IR: Do you generally use long exposure noise reduction for these shots?
JPG: When shooting auroras, I do not use long exposure noise reduction. The extra exposure time required by the camera is not worth losing time you could be using to shoot more images. However, when I am shooting a long exposure foreground shot to be blended later, I will often use long exposure noise reduction for that particular shot.
IR: What post-processing software do you use, and are there any special techniques you've discovered for bringing out the best in auroras?
I use Adobe Photoshop CC with Nik Software plug-ins. When processing aurora images, I tend to increase saturation and contrast. After this, I will selectively increase contrast in and around pillars in an aurora to help bring out the depth and detail that you can see in the field with the naked eye. If you do not have access to selective plug-in software like Nik’s software suite, utilize Photoshop’s adjustment layers and layer masks to ‘brush’ the adjustments just where you want them. After these adjustments are made, I use Photoshop’s Lens Correction filter and occasionally will perform noise reduction.
What can you share about scouting out the best locations for catching these?
JPG: Preparation is important for my work in general, but it becomes absolutely essential when shooting auroras. I use spaceweather.com and NOAA/Ovation to track geomagnetic activity. I've spent a lot of time scouting locations that I believe present good opportunities for shooting auroras. Characteristics that I look for in a location are north orientation relative to interesting landmarks or structures, foreground elements that I could utilize well at night, bodies of water that might reflect the colors from an aurora, distance from nearby areas and how much light pollution is present, and whether or not there are tall trees or land masses to the east and west that might provide extra shooting time during moonrise and/or moonset.

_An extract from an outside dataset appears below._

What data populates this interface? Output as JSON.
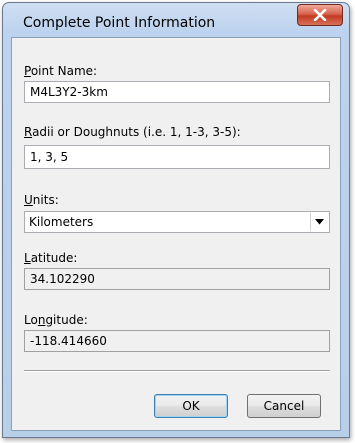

Once I have selected good location options, it becomes a matter of following the geomagnetic conditions, the weather, and making sure that my gear is always packed and ready to go at a moment’s notice. I have scouted locations at varying distances from my home, so I have a good variety of options. If it's possible, I try to get to my chosen shooting location before sunset so that I can set up my equipment and composition in natural light.

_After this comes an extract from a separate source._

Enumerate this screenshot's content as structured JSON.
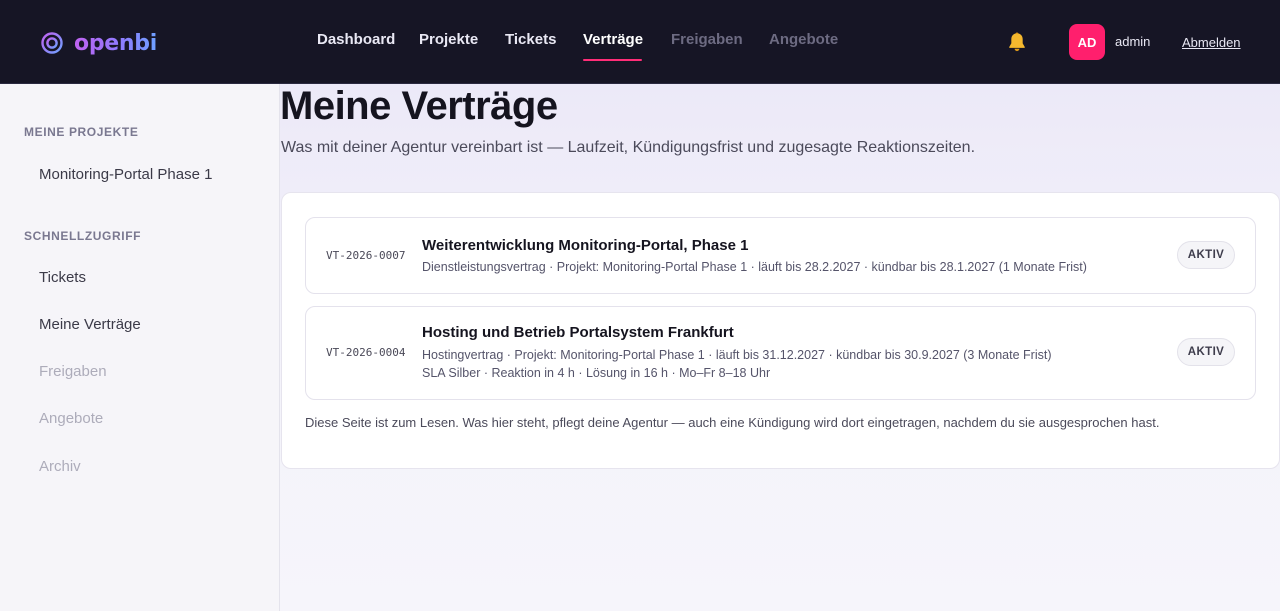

IR: Do you have any additional suggestions on tips, tricks, tripods, etc?
JPG: If possible, get to your desired location and set up before nightfall. I would suggest getting a sharp, well exposed foreground image that you can later blend with aurora images. Exposure times for shooting the foreground vary dramatically with ambient lighting conditions, but if you are able to blend a naturally-lit foreground with your aurora images, you can bring a new element to your aurora photography. There are lots of nice shots of auroras, but an interesting and well-composed foreground helps to take an image to the next level.
I always prepare my equipment before I head out. I attach my wide angle lens in manual focus mode and put my camera into manual mode. I set the camera to ISO 1600, a 15 second exposure, 4850 K white balance, Mirror-Up mode, and attach my cable release before I head out. Preparation may well be the difference between getting a great image or no image at all.
Getting good aurora images also requires that aurora activity conditions and weather are cooperative so do not become discouraged if you come home with nothing. As long as you're planning and thinking in the field, you will always come home with new knowledge about the night sky and the location you were shooting. This knowledge can pay immense dividends when those variables outside of your control (geomagnetic activity, cloud cover, moonlight) come together.
IR: Thanks, Jeremy!
To see more of Jeremy Gray's nature and landscape photography, head over to his website!
[All images copyright © Jeremy P. Gray Fine Art Photography]